- WHAT IS NEEDED
One number should be the full reply: how many lines of the material below contain "false".

- AVAILABLE DATA
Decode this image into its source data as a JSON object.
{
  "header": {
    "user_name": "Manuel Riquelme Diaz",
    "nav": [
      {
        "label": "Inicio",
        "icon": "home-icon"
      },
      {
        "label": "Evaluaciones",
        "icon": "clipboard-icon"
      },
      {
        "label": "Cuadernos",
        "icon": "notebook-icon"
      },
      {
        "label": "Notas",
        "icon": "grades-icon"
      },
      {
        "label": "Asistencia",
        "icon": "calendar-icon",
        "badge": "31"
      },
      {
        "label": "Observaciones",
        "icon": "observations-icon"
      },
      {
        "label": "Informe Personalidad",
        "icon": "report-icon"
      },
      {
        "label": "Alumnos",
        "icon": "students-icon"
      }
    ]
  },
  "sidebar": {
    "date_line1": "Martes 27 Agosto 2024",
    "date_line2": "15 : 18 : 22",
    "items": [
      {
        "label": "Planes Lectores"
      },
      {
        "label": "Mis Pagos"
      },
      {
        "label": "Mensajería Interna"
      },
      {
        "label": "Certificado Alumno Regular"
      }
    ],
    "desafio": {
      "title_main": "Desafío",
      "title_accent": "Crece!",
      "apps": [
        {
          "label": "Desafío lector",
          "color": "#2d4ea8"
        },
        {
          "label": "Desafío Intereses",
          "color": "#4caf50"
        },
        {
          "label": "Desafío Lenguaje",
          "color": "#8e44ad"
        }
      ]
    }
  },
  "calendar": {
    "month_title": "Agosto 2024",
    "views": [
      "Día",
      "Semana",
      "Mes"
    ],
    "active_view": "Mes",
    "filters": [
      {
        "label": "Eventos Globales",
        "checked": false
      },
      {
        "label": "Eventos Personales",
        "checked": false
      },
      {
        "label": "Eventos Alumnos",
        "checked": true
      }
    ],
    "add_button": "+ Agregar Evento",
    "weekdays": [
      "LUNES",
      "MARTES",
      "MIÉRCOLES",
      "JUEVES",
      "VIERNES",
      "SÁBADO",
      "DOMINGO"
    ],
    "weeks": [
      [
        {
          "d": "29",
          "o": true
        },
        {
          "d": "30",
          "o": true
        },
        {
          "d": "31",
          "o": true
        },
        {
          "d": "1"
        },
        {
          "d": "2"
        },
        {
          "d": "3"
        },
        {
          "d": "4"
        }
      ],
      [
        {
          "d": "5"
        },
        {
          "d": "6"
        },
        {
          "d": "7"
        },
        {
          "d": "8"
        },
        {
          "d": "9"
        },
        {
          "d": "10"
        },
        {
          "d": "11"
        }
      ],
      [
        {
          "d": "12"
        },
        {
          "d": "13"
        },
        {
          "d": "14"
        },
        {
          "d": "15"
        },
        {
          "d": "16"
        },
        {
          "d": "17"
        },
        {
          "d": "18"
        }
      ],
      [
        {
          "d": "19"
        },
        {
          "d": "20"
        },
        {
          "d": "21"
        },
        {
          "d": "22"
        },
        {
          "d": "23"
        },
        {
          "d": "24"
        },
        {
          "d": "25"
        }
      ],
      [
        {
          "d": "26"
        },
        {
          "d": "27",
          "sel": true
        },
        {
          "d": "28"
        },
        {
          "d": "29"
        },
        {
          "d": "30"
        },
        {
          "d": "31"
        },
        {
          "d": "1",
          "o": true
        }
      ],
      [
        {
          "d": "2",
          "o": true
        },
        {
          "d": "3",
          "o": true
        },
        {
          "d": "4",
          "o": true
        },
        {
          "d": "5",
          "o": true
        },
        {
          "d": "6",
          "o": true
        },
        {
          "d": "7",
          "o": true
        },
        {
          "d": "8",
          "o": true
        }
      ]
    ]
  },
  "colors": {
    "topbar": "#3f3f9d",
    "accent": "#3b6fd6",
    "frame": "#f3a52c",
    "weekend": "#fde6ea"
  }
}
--
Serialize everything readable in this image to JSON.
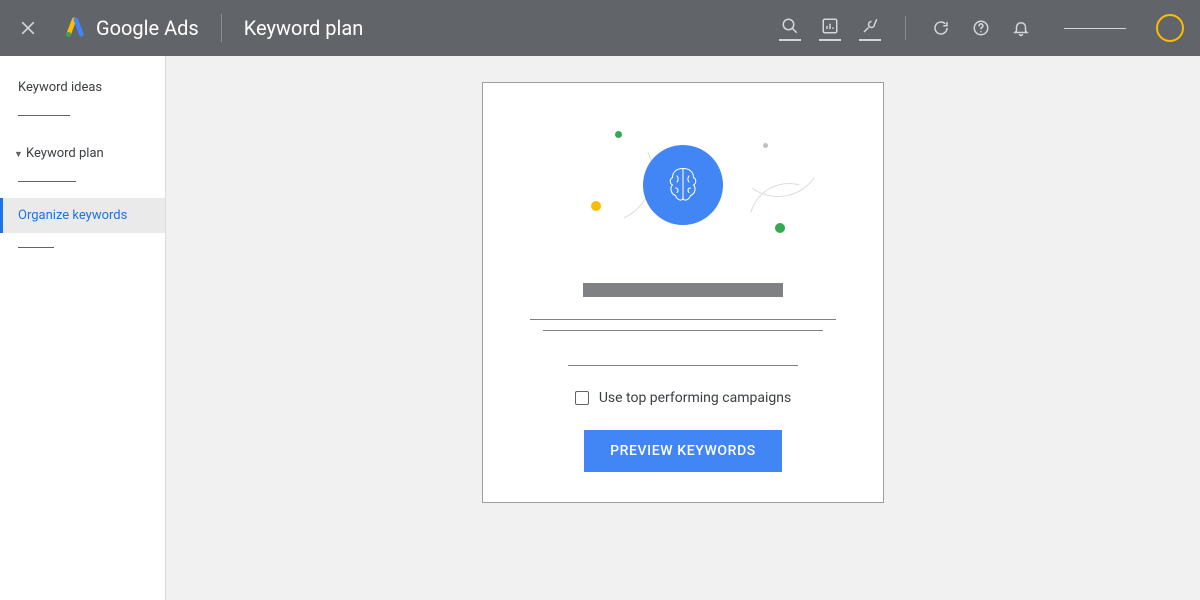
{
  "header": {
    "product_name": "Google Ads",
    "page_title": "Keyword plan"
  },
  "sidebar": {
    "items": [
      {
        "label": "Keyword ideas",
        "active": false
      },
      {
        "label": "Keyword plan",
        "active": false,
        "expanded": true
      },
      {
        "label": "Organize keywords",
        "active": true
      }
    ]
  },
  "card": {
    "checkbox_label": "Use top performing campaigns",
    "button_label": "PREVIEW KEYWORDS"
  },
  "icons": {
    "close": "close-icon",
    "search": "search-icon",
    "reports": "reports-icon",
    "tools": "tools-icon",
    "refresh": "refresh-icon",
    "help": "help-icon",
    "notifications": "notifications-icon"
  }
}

- RESPONSE AREA
4